Using the data that follows, report how many lines include "Stavka"; output no other text.
------ EXERCISE DATA ------
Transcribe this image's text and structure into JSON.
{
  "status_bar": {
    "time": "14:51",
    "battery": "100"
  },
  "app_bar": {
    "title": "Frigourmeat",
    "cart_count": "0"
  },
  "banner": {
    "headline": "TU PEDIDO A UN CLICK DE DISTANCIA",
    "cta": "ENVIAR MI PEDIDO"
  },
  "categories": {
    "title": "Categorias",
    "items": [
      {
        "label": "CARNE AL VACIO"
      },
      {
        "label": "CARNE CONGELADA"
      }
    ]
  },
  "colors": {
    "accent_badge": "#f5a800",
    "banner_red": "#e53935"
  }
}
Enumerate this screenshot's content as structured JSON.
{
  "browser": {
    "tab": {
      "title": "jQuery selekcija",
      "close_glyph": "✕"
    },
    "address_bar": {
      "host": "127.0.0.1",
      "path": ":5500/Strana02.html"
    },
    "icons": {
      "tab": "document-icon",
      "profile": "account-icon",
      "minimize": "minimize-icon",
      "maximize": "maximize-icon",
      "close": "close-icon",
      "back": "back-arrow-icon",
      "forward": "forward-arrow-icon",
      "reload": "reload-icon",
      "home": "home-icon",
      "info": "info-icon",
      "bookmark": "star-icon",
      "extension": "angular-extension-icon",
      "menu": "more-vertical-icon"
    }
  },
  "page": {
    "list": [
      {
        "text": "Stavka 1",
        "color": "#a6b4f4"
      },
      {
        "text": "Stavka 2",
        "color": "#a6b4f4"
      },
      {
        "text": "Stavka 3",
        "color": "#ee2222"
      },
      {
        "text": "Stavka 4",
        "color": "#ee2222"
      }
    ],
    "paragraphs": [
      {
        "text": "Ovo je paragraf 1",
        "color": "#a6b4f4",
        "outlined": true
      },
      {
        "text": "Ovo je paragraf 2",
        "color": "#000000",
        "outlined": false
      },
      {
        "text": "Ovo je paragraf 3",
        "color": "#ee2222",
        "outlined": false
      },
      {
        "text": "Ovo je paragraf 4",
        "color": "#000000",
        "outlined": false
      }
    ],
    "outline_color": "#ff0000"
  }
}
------
**REPLY TO THE EXERCISE**. 4